(EXERCISE)
When you retype the data, keep every line exactly as it appears.
*** Opening GIVEN RECORDS ***
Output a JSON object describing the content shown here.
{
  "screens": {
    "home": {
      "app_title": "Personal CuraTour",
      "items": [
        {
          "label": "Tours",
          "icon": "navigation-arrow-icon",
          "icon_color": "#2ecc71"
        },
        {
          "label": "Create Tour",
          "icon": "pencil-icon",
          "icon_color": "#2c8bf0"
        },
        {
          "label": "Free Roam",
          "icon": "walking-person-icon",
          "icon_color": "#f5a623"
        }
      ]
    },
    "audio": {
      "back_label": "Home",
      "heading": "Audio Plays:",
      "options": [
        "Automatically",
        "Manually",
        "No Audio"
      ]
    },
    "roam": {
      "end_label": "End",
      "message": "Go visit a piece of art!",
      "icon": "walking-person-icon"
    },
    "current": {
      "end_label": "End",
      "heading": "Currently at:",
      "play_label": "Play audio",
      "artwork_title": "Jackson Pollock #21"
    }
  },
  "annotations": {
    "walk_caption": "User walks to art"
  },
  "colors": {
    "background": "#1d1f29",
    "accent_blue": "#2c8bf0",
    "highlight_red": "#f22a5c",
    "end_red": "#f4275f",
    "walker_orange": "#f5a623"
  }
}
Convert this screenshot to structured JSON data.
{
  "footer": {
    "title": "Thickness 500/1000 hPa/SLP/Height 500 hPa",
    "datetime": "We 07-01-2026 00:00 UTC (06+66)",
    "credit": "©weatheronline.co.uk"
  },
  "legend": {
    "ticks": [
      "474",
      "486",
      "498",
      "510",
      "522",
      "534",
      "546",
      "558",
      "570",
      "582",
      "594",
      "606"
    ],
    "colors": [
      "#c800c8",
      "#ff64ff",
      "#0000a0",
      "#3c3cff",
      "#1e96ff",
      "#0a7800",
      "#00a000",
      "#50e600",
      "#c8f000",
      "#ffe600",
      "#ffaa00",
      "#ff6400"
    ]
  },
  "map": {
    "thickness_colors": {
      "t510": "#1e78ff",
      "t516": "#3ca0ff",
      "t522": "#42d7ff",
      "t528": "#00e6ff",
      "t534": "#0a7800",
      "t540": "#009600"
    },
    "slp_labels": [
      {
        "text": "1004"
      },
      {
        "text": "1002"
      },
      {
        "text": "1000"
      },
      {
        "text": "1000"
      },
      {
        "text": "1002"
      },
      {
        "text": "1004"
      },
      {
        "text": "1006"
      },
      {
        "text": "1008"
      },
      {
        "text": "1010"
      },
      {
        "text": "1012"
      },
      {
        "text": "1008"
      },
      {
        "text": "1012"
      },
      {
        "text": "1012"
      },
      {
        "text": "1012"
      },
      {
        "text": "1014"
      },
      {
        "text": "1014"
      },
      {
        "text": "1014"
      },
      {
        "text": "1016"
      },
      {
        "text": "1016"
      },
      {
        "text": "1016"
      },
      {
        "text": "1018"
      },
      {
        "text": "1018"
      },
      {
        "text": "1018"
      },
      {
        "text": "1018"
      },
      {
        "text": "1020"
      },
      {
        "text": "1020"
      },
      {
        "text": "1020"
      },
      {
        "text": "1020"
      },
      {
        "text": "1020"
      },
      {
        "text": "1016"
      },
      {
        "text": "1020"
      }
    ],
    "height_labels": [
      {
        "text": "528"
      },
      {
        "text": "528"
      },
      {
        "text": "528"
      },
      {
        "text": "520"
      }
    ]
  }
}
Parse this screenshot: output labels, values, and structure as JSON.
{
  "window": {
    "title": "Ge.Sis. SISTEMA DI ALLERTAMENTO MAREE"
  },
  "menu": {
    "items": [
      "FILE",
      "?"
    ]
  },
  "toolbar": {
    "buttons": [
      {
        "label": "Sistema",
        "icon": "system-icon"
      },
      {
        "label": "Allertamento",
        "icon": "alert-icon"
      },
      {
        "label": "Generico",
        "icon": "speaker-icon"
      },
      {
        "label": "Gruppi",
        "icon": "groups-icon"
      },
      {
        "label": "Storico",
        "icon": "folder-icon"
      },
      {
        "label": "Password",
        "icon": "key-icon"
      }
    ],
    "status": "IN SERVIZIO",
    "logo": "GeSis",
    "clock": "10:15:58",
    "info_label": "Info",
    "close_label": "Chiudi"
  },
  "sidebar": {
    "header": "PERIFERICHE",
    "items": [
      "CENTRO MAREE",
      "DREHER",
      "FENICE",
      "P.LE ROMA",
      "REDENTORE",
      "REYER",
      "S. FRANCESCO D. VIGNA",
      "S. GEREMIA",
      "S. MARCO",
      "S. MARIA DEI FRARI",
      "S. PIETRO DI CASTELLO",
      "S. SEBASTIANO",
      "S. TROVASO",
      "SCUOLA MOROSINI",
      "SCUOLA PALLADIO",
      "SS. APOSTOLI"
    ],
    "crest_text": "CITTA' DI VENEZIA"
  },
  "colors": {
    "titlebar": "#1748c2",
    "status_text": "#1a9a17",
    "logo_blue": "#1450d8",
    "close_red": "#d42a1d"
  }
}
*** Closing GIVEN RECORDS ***
(RESULT)
Output a JSON object describing the content shown here.
{
  "screens": {
    "home": {
      "app_title": "Personal CuraTour",
      "items": [
        {
          "label": "Tours",
          "icon": "navigation-arrow-icon",
          "icon_color": "#2ecc71"
        },
        {
          "label": "Create Tour",
          "icon": "pencil-icon",
          "icon_color": "#2c8bf0"
        },
        {
          "label": "Free Roam",
          "icon": "walking-person-icon",
          "icon_color": "#f5a623"
        }
      ]
    },
    "audio": {
      "back_label": "Home",
      "heading": "Audio Plays:",
      "options": [
        "Automatically",
        "Manually",
        "No Audio"
      ]
    },
    "roam": {
      "end_label": "End",
      "message": "Go visit a piece of art!",
      "icon": "walking-person-icon"
    },
    "current": {
      "end_label": "End",
      "heading": "Currently at:",
      "play_label": "Play audio",
      "artwork_title": "Jackson Pollock #21"
    }
  },
  "annotations": {
    "walk_caption": "User walks to art"
  },
  "colors": {
    "background": "#1d1f29",
    "accent_blue": "#2c8bf0",
    "highlight_red": "#f22a5c",
    "end_red": "#f4275f",
    "walker_orange": "#f5a623"
  }
}
Convert this screenshot to structured JSON data.
{
  "footer": {
    "title": "Thickness 500/1000 hPa/SLP/Height 500 hPa",
    "datetime": "We 07-01-2026 00:00 UTC (06+66)",
    "credit": "©weatheronline.co.uk"
  },
  "legend": {
    "ticks": [
      "474",
      "486",
      "498",
      "510",
      "522",
      "534",
      "546",
      "558",
      "570",
      "582",
      "594",
      "606"
    ],
    "colors": [
      "#c800c8",
      "#ff64ff",
      "#0000a0",
      "#3c3cff",
      "#1e96ff",
      "#0a7800",
      "#00a000",
      "#50e600",
      "#c8f000",
      "#ffe600",
      "#ffaa00",
      "#ff6400"
    ]
  },
  "map": {
    "thickness_colors": {
      "t510": "#1e78ff",
      "t516": "#3ca0ff",
      "t522": "#42d7ff",
      "t528": "#00e6ff",
      "t534": "#0a7800",
      "t540": "#009600"
    },
    "slp_labels": [
      {
        "text": "1004"
      },
      {
        "text": "1002"
      },
      {
        "text": "1000"
      },
      {
        "text": "1000"
      },
      {
        "text": "1002"
      },
      {
        "text": "1004"
      },
      {
        "text": "1006"
      },
      {
        "text": "1008"
      },
      {
        "text": "1010"
      },
      {
        "text": "1012"
      },
      {
        "text": "1008"
      },
      {
        "text": "1012"
      },
      {
        "text": "1012"
      },
      {
        "text": "1012"
      },
      {
        "text": "1014"
      },
      {
        "text": "1014"
      },
      {
        "text": "1014"
      },
      {
        "text": "1016"
      },
      {
        "text": "1016"
      },
      {
        "text": "1016"
      },
      {
        "text": "1018"
      },
      {
        "text": "1018"
      },
      {
        "text": "1018"
      },
      {
        "text": "1018"
      },
      {
        "text": "1020"
      },
      {
        "text": "1020"
      },
      {
        "text": "1020"
      },
      {
        "text": "1020"
      },
      {
        "text": "1020"
      },
      {
        "text": "1016"
      },
      {
        "text": "1020"
      }
    ],
    "height_labels": [
      {
        "text": "528"
      },
      {
        "text": "528"
      },
      {
        "text": "528"
      },
      {
        "text": "520"
      }
    ]
  }
}
Parse this screenshot: output labels, values, and structure as JSON.
{
  "window": {
    "title": "Ge.Sis. SISTEMA DI ALLERTAMENTO MAREE"
  },
  "menu": {
    "items": [
      "FILE",
      "?"
    ]
  },
  "toolbar": {
    "buttons": [
      {
        "label": "Sistema",
        "icon": "system-icon"
      },
      {
        "label": "Allertamento",
        "icon": "alert-icon"
      },
      {
        "label": "Generico",
        "icon": "speaker-icon"
      },
      {
        "label": "Gruppi",
        "icon": "groups-icon"
      },
      {
        "label": "Storico",
        "icon": "folder-icon"
      },
      {
        "label": "Password",
        "icon": "key-icon"
      }
    ],
    "status": "IN SERVIZIO",
    "logo": "GeSis",
    "clock": "10:15:58",
    "info_label": "Info",
    "close_label": "Chiudi"
  },
  "sidebar": {
    "header": "PERIFERICHE",
    "items": [
      "CENTRO MAREE",
      "DREHER",
      "FENICE",
      "P.LE ROMA",
      "REDENTORE",
      "REYER",
      "S. FRANCESCO D. VIGNA",
      "S. GEREMIA",
      "S. MARCO",
      "S. MARIA DEI FRARI",
      "S. PIETRO DI CASTELLO",
      "S. SEBASTIANO",
      "S. TROVASO",
      "SCUOLA MOROSINI",
      "SCUOLA PALLADIO",
      "SS. APOSTOLI"
    ],
    "crest_text": "CITTA' DI VENEZIA"
  },
  "colors": {
    "titlebar": "#1748c2",
    "status_text": "#1a9a17",
    "logo_blue": "#1450d8",
    "close_red": "#d42a1d"
  }
}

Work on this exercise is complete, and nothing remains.